  • It's the latest sign that regular testing could emerge as a potential fallback for workplaces trying to reopen without full vaccination coverage.

By the numbers: From a peak of more than 2.3 million COVID-19 tests a day in early January 2021, daily testing fell to fewer than 900,000 a day by mid-July.

What they're saying: "The most important aspect of these tests is the rapid result," Michael Mina, an epidemiologist at the Harvard T.H. Chan School of Public Health, told the New York Times last month.

  • "Waiting two to three days for laboratory test results isn’t ideal when you need results quickly to make decisions about going to school, work or a social gathering," he said.

Go deeper.

3. Infrastructure deal's winners and losers

Providers can breathe a sigh of relief: Congress isn't planning on repurposing unspent money from the pandemic provider relief fund, at least not yet.

Driving the news: The White House finally reached an infrastructure deal with a bipartisan group of senators yesterday, paid for in part with health care policies.

  • Providers have been warning that they wouldn't be happy if the remaining provider bailout money was used to pay for bridges and roads.
  • Hospitals in particular would have been an unwelcome opponent for advocates of the infrastructure package, which will already have a tough time getting across the finish line.

Between the lines: Hospitals may have been the most powerful industry group awaiting the list of infrastructure pay-fors, but pharmacy benefit managers may be the bigger winners.

  • The proposal delays the Trump administration's rebate rule, which would force prescription drug discounts to occur at the pharmacy counter — a massive disruption to PBMs' business model.
  • Democrats will likely try to fully repeal the regulation in a partisan package down the road.

What we're watching: The infrastructure proposal also includes savings from reducing what Medicare spends on unused drugs that are left over from single-use vials.

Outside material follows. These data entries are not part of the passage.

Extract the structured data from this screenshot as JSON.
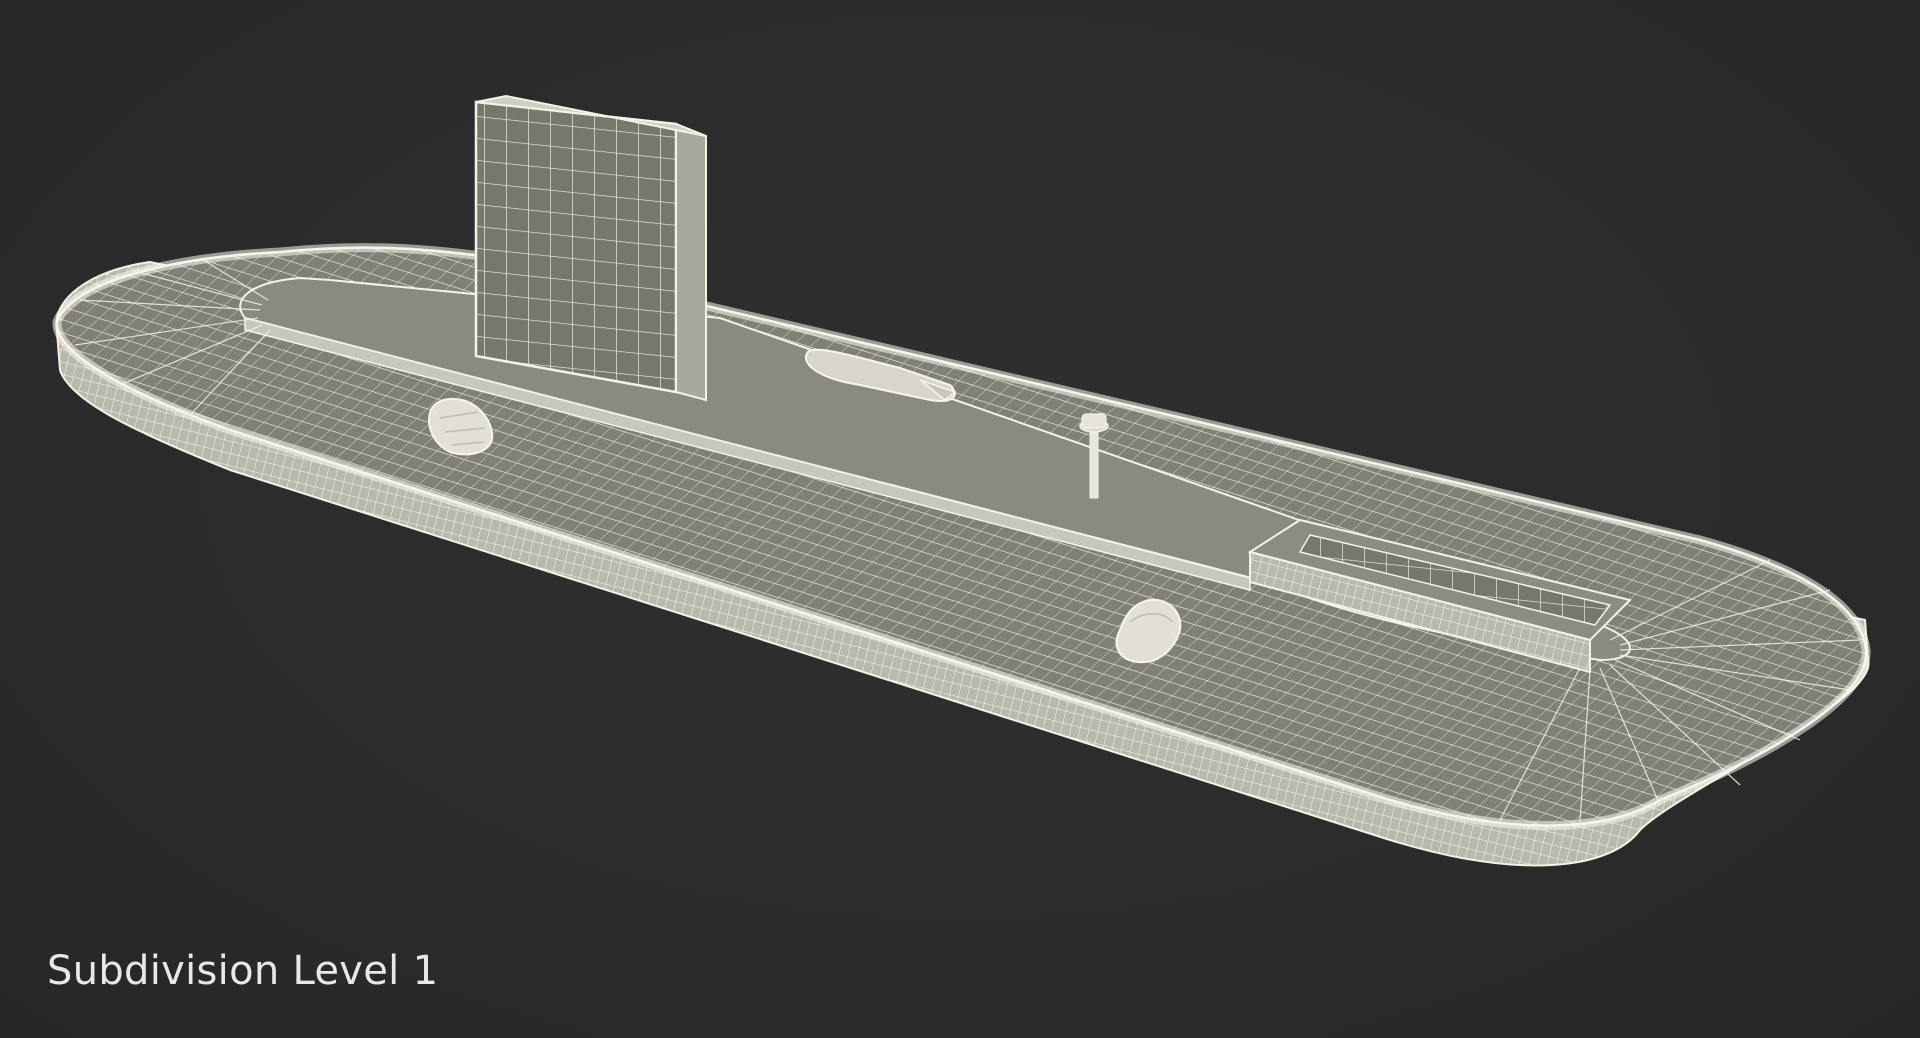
{
  "caption": "Subdivision Level 1",
  "colors": {
    "background": "#2b2b2b",
    "mesh_fill": "#7a7a70",
    "mesh_fill_light": "#8e8e84",
    "mesh_fill_dark": "#5f5f58",
    "wire": "#f4f2e6",
    "caption_text": "#e8e8e8"
  },
  "model": {
    "subject": "baggage-carousel-wireframe",
    "objects": [
      "carousel-track",
      "display-sign",
      "luggage-bag-left",
      "luggage-bag-right",
      "long-bag",
      "beacon-light",
      "feed-chute"
    ]
  }
}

  • This may sound like a niche policy, but drugmakers stand to lose money from it, and thus probably won't like it.
4. Earnings lightning round

UnitedHealth Group, HCA Healthcare and Pfizer have been the most notable health care companies to post Q2 earnings so far, but this week has been chock-full of others, Bob writes.

🏥 Hospitals: The second quarter for Universal Health Services was so profitable that it returned $189 million in federal coronavirus bailout funds. But executives cautioned higher COVID cases may lead to labor shortages.

🦿Medical devices: People returning to hospitals means more sales for the companies that make hip implants, heart valves and other medical devices. Revenue and profits surged in a big way for Stryker and Boston Scientific.

🤕 Insurers: The increased use of all health care, and rising COVID cases, has led insurers to pay out more medical claims, which Humana said yesterday is leading to "uncertainty" and very conservative profit estimates for the back half of the year. Similar vibes from Centene and Molina.

💊 Pharma: Doctors are prescribing large volumes of cancer, heart and anti-inflammatory drugs, which led to sizable sales for Bristol-Myers Squibb and Novartis.

🖥 Tech: The pandemic created an opening for telehealth to explode, but a slowdown really may be here. Teledoc's membership and virtual visits missed Wall Street's estimates, crushing the company's stock.

📈 Deals: Inovalon, a data analytics company used by almost every major health care company, nearly quintupled its profit in the second quarter. A private equity firm is now circling Inovalon, Bloomberg reports.